Cisnero did have a couple of rough outings as the Tigers faded in mid-September, but he also ripped off a pretty tantalizing streak of scoreless innings in the middle of the short season that will have us hoping for more next year. From August 11 through September 4, he didn’t allow a run across 11 appearances. That stretch ended with a set of games over which he blew up a bit, allowing seven runs in four innings of work, but Cisnero turned things right back around to close out the season with six straight scoreless appearances.

The issue to wonder about going forward is Cisnero’s home run rate. For a pitcher who allows a few more fly balls than grounders each season, a home run rate of just .30 per nine probably isn’t sustainable in the current scoring environment. He was certainly better with his location this year, but after posting a 1.27 per nine mark in 2019, that’s a pretty big jump that can only partly be explained by the slight improvements in his stuff. Considering the vagaries of reliever performance, and the short sample size of this home run suppression, the jury is still out on whether Cisnero can hold onto at least a portion of his gains here.

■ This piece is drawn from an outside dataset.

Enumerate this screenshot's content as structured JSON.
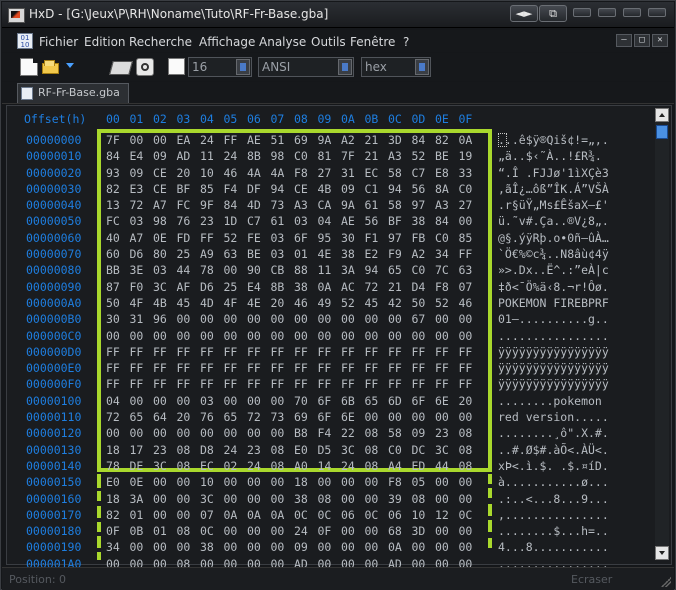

The Tigers will still be paying very little for Jose Cisnero in 2021 and right now he looks like their best reliever. He won’t reach free agency until 2024, and isn’t arbitration eligible until 2022. If he can sustain something roughly like this level of performance he’s going to be a very valuable part of the Tigers bullpen. It should be interesting to see how A.J. Hinch and Chris Fetter deploy him next year. The question then becomes whether his injury history leads the club to sell high on him in trade, or risk it to keep him in the bullpen for the long haul.